Task brief - Word for word, return every record that follows.

────────────────────────────────────────

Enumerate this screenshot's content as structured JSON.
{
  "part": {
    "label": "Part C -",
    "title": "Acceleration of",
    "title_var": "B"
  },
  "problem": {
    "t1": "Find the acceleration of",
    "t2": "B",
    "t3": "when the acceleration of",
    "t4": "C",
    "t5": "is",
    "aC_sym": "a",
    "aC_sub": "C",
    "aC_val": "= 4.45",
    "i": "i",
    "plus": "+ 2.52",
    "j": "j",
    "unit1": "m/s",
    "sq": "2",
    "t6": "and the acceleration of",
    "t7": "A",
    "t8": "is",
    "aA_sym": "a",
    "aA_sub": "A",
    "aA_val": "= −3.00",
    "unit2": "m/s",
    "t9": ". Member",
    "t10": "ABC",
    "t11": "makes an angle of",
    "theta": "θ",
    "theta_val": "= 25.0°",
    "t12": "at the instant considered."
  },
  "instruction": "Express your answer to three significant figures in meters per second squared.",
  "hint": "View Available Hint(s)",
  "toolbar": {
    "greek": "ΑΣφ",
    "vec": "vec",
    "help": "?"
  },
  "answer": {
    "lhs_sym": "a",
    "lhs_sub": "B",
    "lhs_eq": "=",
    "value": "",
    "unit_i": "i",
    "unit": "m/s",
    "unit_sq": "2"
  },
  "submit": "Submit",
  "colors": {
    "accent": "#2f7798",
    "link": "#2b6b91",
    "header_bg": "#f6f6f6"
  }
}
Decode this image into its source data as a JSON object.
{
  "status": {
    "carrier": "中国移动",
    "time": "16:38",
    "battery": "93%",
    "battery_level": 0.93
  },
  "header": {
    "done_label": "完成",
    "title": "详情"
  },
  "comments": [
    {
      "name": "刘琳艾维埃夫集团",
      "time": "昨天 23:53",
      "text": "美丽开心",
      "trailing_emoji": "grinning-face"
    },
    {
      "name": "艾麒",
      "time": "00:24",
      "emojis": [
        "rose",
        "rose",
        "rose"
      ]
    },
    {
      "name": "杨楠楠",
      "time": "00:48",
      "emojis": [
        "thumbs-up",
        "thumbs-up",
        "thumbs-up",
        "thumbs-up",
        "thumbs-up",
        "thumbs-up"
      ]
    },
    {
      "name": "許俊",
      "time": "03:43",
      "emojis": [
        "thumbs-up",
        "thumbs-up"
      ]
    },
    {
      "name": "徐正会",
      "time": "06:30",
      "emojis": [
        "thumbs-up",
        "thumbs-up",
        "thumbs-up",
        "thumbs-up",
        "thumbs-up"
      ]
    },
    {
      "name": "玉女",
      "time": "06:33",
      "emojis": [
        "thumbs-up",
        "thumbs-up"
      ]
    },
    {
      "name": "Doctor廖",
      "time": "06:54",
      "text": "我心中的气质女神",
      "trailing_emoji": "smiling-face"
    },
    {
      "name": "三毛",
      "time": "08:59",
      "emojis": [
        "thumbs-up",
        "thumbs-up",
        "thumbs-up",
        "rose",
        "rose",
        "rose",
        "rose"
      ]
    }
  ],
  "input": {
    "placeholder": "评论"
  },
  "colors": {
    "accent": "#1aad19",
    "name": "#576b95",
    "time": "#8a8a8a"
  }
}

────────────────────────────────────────

Final answer -
Enumerate this screenshot's content as structured JSON.
{
  "part": {
    "label": "Part C -",
    "title": "Acceleration of",
    "title_var": "B"
  },
  "problem": {
    "t1": "Find the acceleration of",
    "t2": "B",
    "t3": "when the acceleration of",
    "t4": "C",
    "t5": "is",
    "aC_sym": "a",
    "aC_sub": "C",
    "aC_val": "= 4.45",
    "i": "i",
    "plus": "+ 2.52",
    "j": "j",
    "unit1": "m/s",
    "sq": "2",
    "t6": "and the acceleration of",
    "t7": "A",
    "t8": "is",
    "aA_sym": "a",
    "aA_sub": "A",
    "aA_val": "= −3.00",
    "unit2": "m/s",
    "t9": ". Member",
    "t10": "ABC",
    "t11": "makes an angle of",
    "theta": "θ",
    "theta_val": "= 25.0°",
    "t12": "at the instant considered."
  },
  "instruction": "Express your answer to three significant figures in meters per second squared.",
  "hint": "View Available Hint(s)",
  "toolbar": {
    "greek": "ΑΣφ",
    "vec": "vec",
    "help": "?"
  },
  "answer": {
    "lhs_sym": "a",
    "lhs_sub": "B",
    "lhs_eq": "=",
    "value": "",
    "unit_i": "i",
    "unit": "m/s",
    "unit_sq": "2"
  },
  "submit": "Submit",
  "colors": {
    "accent": "#2f7798",
    "link": "#2b6b91",
    "header_bg": "#f6f6f6"
  }
}
Decode this image into its source data as a JSON object.
{
  "status": {
    "carrier": "中国移动",
    "time": "16:38",
    "battery": "93%",
    "battery_level": 0.93
  },
  "header": {
    "done_label": "完成",
    "title": "详情"
  },
  "comments": [
    {
      "name": "刘琳艾维埃夫集团",
      "time": "昨天 23:53",
      "text": "美丽开心",
      "trailing_emoji": "grinning-face"
    },
    {
      "name": "艾麒",
      "time": "00:24",
      "emojis": [
        "rose",
        "rose",
        "rose"
      ]
    },
    {
      "name": "杨楠楠",
      "time": "00:48",
      "emojis": [
        "thumbs-up",
        "thumbs-up",
        "thumbs-up",
        "thumbs-up",
        "thumbs-up",
        "thumbs-up"
      ]
    },
    {
      "name": "許俊",
      "time": "03:43",
      "emojis": [
        "thumbs-up",
        "thumbs-up"
      ]
    },
    {
      "name": "徐正会",
      "time": "06:30",
      "emojis": [
        "thumbs-up",
        "thumbs-up",
        "thumbs-up",
        "thumbs-up",
        "thumbs-up"
      ]
    },
    {
      "name": "玉女",
      "time": "06:33",
      "emojis": [
        "thumbs-up",
        "thumbs-up"
      ]
    },
    {
      "name": "Doctor廖",
      "time": "06:54",
      "text": "我心中的气质女神",
      "trailing_emoji": "smiling-face"
    },
    {
      "name": "三毛",
      "time": "08:59",
      "emojis": [
        "thumbs-up",
        "thumbs-up",
        "thumbs-up",
        "rose",
        "rose",
        "rose",
        "rose"
      ]
    }
  ],
  "input": {
    "placeholder": "评论"
  },
  "colors": {
    "accent": "#1aad19",
    "name": "#576b95",
    "time": "#8a8a8a"
  }
}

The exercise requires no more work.